━━ Available data
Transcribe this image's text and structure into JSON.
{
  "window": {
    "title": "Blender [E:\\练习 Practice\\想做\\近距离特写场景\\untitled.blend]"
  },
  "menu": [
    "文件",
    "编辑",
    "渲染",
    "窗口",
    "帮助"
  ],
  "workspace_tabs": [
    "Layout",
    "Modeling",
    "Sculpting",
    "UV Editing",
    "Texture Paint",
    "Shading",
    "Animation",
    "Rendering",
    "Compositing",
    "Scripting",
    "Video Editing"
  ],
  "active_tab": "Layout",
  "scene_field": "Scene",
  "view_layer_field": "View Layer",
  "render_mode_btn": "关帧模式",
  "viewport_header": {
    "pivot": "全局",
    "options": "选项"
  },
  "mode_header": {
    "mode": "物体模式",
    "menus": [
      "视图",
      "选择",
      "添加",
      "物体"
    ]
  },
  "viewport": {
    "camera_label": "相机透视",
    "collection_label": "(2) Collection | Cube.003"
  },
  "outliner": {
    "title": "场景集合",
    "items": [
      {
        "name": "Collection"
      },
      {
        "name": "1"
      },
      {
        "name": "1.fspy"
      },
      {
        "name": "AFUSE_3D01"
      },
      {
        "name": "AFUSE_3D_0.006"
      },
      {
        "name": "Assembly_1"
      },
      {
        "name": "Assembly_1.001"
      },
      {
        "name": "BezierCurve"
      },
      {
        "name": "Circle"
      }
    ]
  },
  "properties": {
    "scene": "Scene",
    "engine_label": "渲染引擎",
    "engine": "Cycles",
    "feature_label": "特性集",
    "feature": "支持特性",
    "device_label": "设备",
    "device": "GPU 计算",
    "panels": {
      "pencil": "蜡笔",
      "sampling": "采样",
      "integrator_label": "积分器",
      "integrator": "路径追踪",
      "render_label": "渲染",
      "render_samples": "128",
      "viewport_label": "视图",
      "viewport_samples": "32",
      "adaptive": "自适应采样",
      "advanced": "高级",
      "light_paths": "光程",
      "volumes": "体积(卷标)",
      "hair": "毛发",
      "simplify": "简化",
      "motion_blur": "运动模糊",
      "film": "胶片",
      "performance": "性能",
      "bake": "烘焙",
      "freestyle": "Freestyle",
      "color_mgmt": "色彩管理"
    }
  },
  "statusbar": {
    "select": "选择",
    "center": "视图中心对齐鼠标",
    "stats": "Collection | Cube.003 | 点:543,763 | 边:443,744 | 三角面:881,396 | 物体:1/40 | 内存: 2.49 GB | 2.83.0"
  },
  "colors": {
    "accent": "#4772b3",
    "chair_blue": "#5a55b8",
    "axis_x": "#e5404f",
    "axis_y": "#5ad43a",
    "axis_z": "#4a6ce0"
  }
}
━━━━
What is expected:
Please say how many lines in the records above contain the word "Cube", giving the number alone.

Response to the task:
2